“Whether you are at home, walking down the street, or at the border, we must make it perfectly clear that our Fourth Amendment protections extend regardless of location,” Representative Polis said in a statement. “This bill is overdue, and I am glad we can come together in a bicameral, bipartisan manner to ensure that Customs and Border Patrol agents don’t continue to violate essential privacy safeguards.”
Neema Singh Giuliani, legislative counsel at the American Civil Liberties Union, said that “if the bill is passed it would effectively prohibit CBP from doing what it does now, which is searching and seizing devices of U.S. persons.” She added that the bill has “good language to address cases where people have supposedly consented to searches, requiring documentation that they actually did consent.”
The number of cell phone searches at points of entry to the United States has risen dramatically in the past two years, jumping from 5,000 in 2015 to 25,000 in 2016. There were 5,000 in February of 2017 alone. In February, Wyden asked the Department of Homeland Security to send him information on CBP searches, including how often travelers are asked to unlock their phones or laptops, or turn over social media passwords; in his letter, he said he was concerned that CBP was “short-circuiting… vital checks and balances” with “indiscriminate” searches. He said he expected business travelers to start using burner devices when traveling — and indeed, since Trump took office, guides on how to secure your data when crossing borders have proliferated. It’s also not clear how widely the information that the CBP collects may be shared with other law enforcement or intelligence agencies.

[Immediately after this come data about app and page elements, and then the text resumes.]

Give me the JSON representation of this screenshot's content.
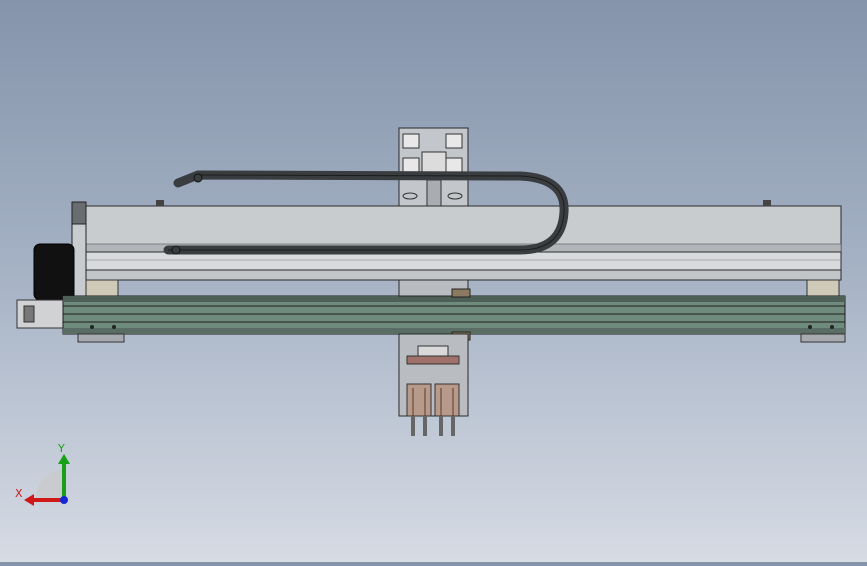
{
  "viewport": {
    "background_top": "#8594ab",
    "background_bottom": "#d6dbe4"
  },
  "triad": {
    "x_label": "X",
    "y_label": "Y",
    "x_color": "#d01818",
    "y_color": "#18a018",
    "z_color": "#1828d0"
  },
  "model": {
    "beam_color": "#c9cccf",
    "rail_color": "#6f8b7e",
    "chain_color": "#3a3d40",
    "motor_color": "#111111",
    "carriage_color": "#b9bcc0"
  }
}
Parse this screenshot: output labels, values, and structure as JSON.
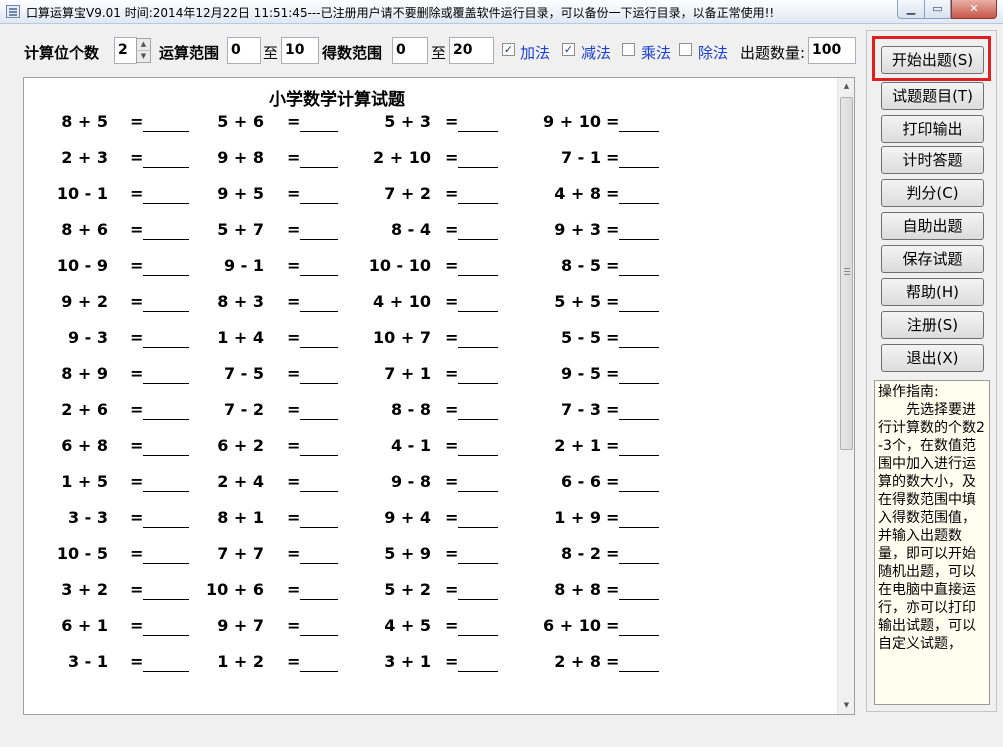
{
  "window": {
    "title": "口算运算宝V9.01  时间:2014年12月22日  11:51:45---已注册用户请不要删除或覆盖软件运行目录，可以备份一下运行目录，以备正常使用!!",
    "min_glyph": "▁",
    "max_glyph": "▭",
    "close_glyph": "✕"
  },
  "settings": {
    "digits_label": "计算位个数",
    "digits_value": "2",
    "range_label": "运算范围",
    "range_from": "0",
    "to_label_1": "至",
    "range_to": "10",
    "result_label": "得数范围",
    "result_from": "0",
    "to_label_2": "至",
    "result_to": "20",
    "add_label": "加法",
    "add_checked": true,
    "sub_label": "减法",
    "sub_checked": true,
    "mul_label": "乘法",
    "mul_checked": false,
    "div_label": "除法",
    "div_checked": false,
    "count_label": "出题数量:",
    "count_value": "100"
  },
  "paper": {
    "title": "小学数学计算试题",
    "equals": "=",
    "rows": [
      [
        "8 + 5",
        "5 + 6",
        "5 + 3",
        "9 + 10"
      ],
      [
        "2 + 3",
        "9 + 8",
        "2 + 10",
        "7 - 1"
      ],
      [
        "10 - 1",
        "9 + 5",
        "7 + 2",
        "4 + 8"
      ],
      [
        "8 + 6",
        "5 + 7",
        "8 - 4",
        "9 + 3"
      ],
      [
        "10 - 9",
        "9 - 1",
        "10 - 10",
        "8 - 5"
      ],
      [
        "9 + 2",
        "8 + 3",
        "4 + 10",
        "5 + 5"
      ],
      [
        "9 - 3",
        "1 + 4",
        "10 + 7",
        "5 - 5"
      ],
      [
        "8 + 9",
        "7 - 5",
        "7 + 1",
        "9 - 5"
      ],
      [
        "2 + 6",
        "7 - 2",
        "8 - 8",
        "7 - 3"
      ],
      [
        "6 + 8",
        "6 + 2",
        "4 - 1",
        "2 + 1"
      ],
      [
        "1 + 5",
        "2 + 4",
        "9 - 8",
        "6 - 6"
      ],
      [
        "3 - 3",
        "8 + 1",
        "9 + 4",
        "1 + 9"
      ],
      [
        "10 - 5",
        "7 + 7",
        "5 + 9",
        "8 - 2"
      ],
      [
        "3 + 2",
        "10 + 6",
        "5 + 2",
        "8 + 8"
      ],
      [
        "6 + 1",
        "9 + 7",
        "4 + 5",
        "6 + 10"
      ],
      [
        "3 - 1",
        "1 + 2",
        "3 + 1",
        "2 + 8"
      ]
    ]
  },
  "buttons": {
    "start": "开始出题(S)",
    "quiz": "试题题目(T)",
    "print": "打印输出",
    "timed": "计时答题",
    "score": "判分(C)",
    "custom": "自助出题",
    "save": "保存试题",
    "help": "帮助(H)",
    "register": "注册(S)",
    "exit": "退出(X)"
  },
  "guide": {
    "head": "操作指南:",
    "body": "先选择要进行计算数的个数2-3个，在数值范围中加入进行运算的数大小，及在得数范围中填入得数范围值，并输入出题数量，即可以开始随机出题，可以在电脑中直接运行，亦可以打印输出试题，可以自定义试题，"
  }
}
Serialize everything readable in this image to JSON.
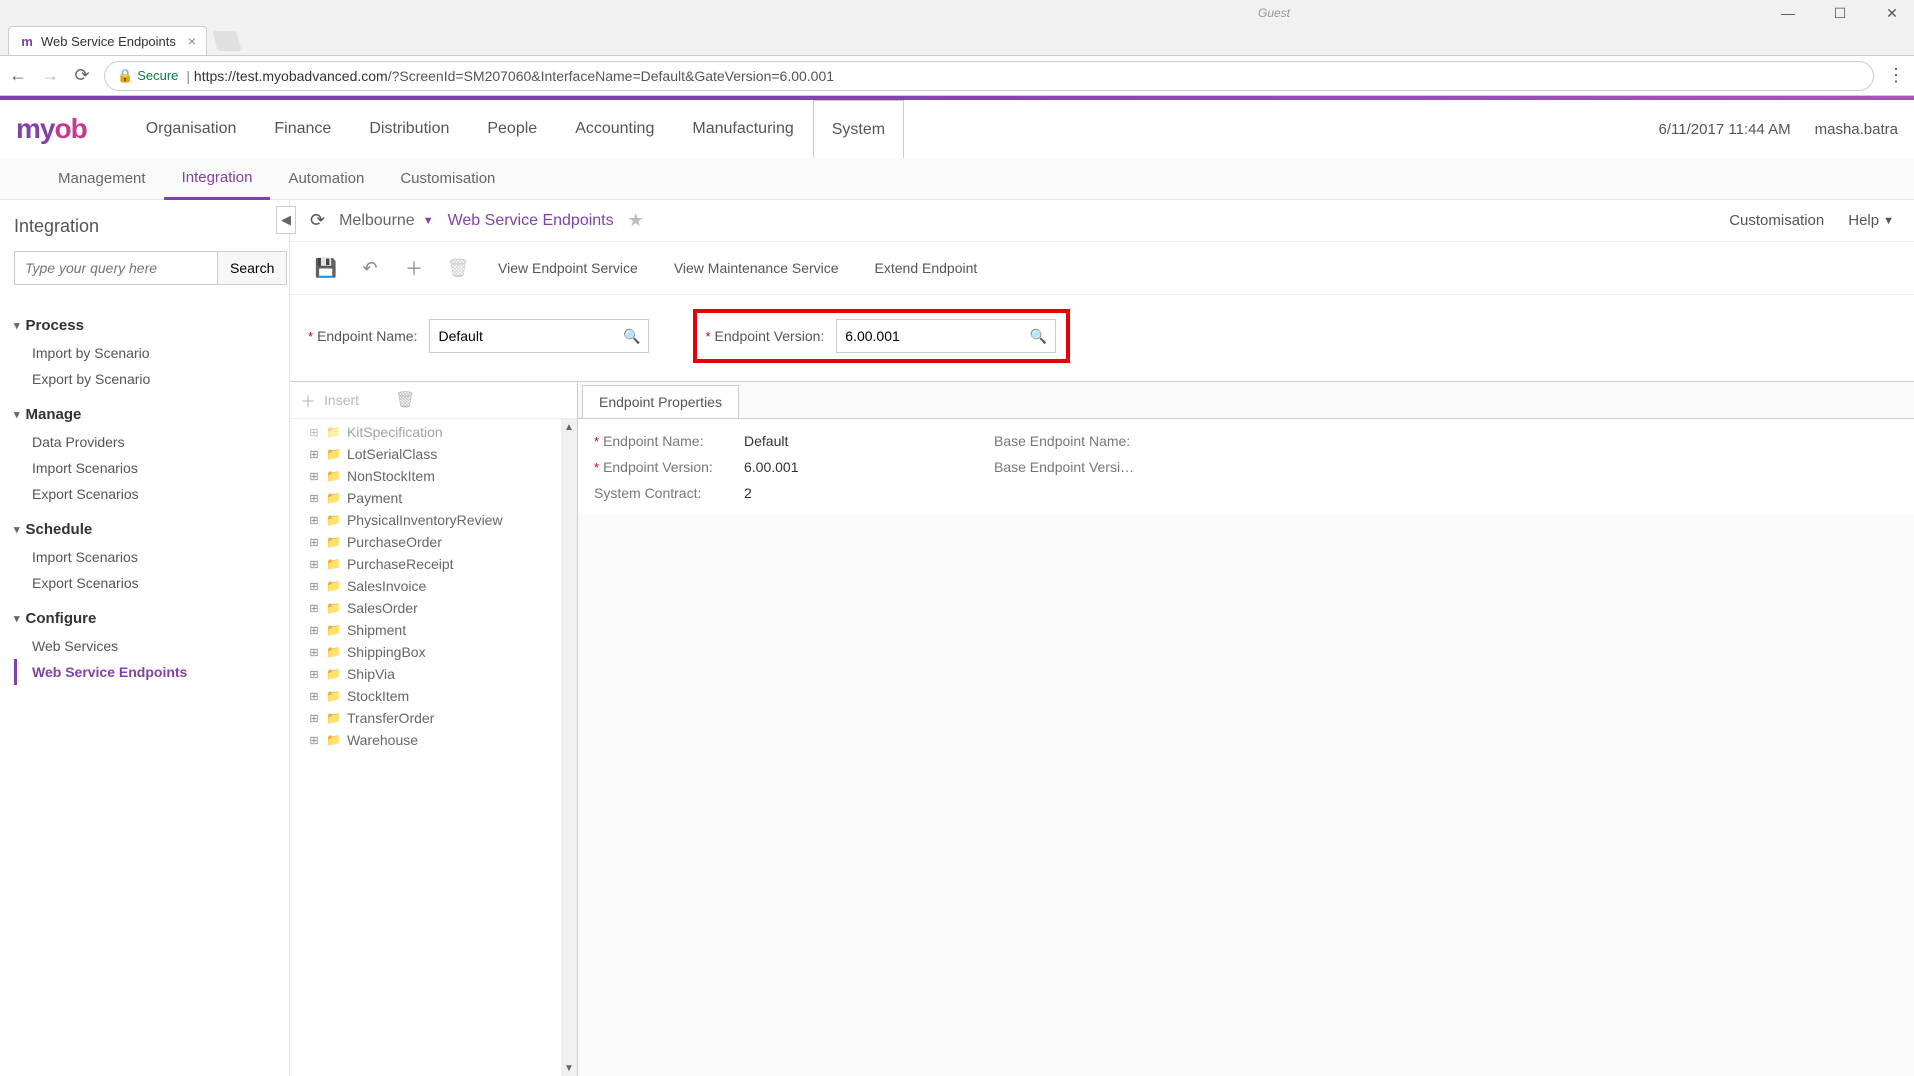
{
  "browser": {
    "guest": "Guest",
    "tab_title": "Web Service Endpoints",
    "url_secure": "Secure",
    "url_origin": "https://test.myobadvanced.com",
    "url_path": "/?ScreenId=SM207060&InterfaceName=Default&GateVersion=6.00.001"
  },
  "header": {
    "logo": "myob",
    "nav": [
      "Organisation",
      "Finance",
      "Distribution",
      "People",
      "Accounting",
      "Manufacturing",
      "System"
    ],
    "nav_active": "System",
    "datetime": "6/11/2017  11:44 AM",
    "user": "masha.batra"
  },
  "subnav": {
    "items": [
      "Management",
      "Integration",
      "Automation",
      "Customisation"
    ],
    "active": "Integration"
  },
  "sidebar": {
    "title": "Integration",
    "search_placeholder": "Type your query here",
    "search_button": "Search",
    "sections": [
      {
        "title": "Process",
        "items": [
          "Import by Scenario",
          "Export by Scenario"
        ]
      },
      {
        "title": "Manage",
        "items": [
          "Data Providers",
          "Import Scenarios",
          "Export Scenarios"
        ]
      },
      {
        "title": "Schedule",
        "items": [
          "Import Scenarios",
          "Export Scenarios"
        ]
      },
      {
        "title": "Configure",
        "items": [
          "Web Services",
          "Web Service Endpoints"
        ]
      }
    ],
    "active": "Web Service Endpoints"
  },
  "breadcrumb": {
    "context": "Melbourne",
    "page": "Web Service Endpoints",
    "right1": "Customisation",
    "right2": "Help"
  },
  "toolbar": {
    "view_endpoint_service": "View Endpoint Service",
    "view_maintenance_service": "View Maintenance Service",
    "extend_endpoint": "Extend Endpoint"
  },
  "form": {
    "endpoint_name_label": "Endpoint Name:",
    "endpoint_name_value": "Default",
    "endpoint_version_label": "Endpoint Version:",
    "endpoint_version_value": "6.00.001"
  },
  "tree": {
    "insert": "Insert",
    "items": [
      "KitSpecification",
      "LotSerialClass",
      "NonStockItem",
      "Payment",
      "PhysicalInventoryReview",
      "PurchaseOrder",
      "PurchaseReceipt",
      "SalesInvoice",
      "SalesOrder",
      "Shipment",
      "ShippingBox",
      "ShipVia",
      "StockItem",
      "TransferOrder",
      "Warehouse"
    ]
  },
  "panel": {
    "tab": "Endpoint Properties",
    "rows": {
      "endpoint_name_label": "Endpoint Name:",
      "endpoint_name_value": "Default",
      "endpoint_version_label": "Endpoint Version:",
      "endpoint_version_value": "6.00.001",
      "system_contract_label": "System Contract:",
      "system_contract_value": "2",
      "base_endpoint_name_label": "Base Endpoint Name:",
      "base_endpoint_version_label": "Base Endpoint Versi…"
    }
  }
}
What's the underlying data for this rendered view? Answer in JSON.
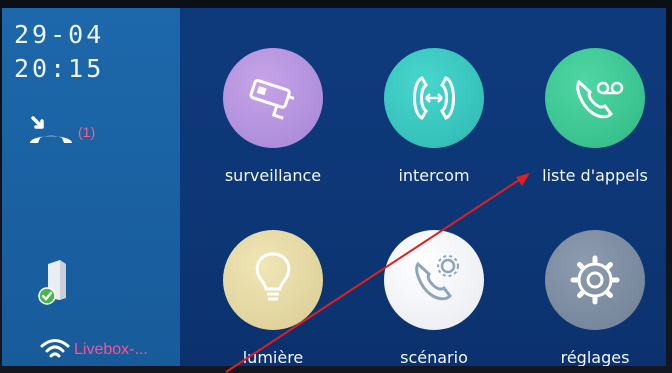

The bill does not add any protections for travelers to the United States who are not citizens or permanent residents. Late last year, the CBP began asking travelers from certain countries for their social media handles, and the Trump administration has indicated it will take this much farther. The Wall Street Journal reported Tuesday that the administration’s plans for “extreme vetting” of visa applicants would include asking them to turn over their cellphones so U.S. authorities could look at their contacts, and to provide social media account names and passwords. The changes would apply even to travelers coming on short trips and from Europe and other countries covered by the the visa waiver program. The State Department has also reportedly instituted “mandatory social media checks” for any visa applicant that has spent time in territory controlled by ISIS.
Demands for social media passwords at the U.S. border constitute “a direct assault on fundamental rights” of travelers and expose their social networks to “unjusitifed scrutiny,” a coalition of 131 groups, including entities focused on civil liberties, human rights, activism, and trade, declared in a joint statement last month. The statement added that the social media scans will discourage travel for both business and pleasure.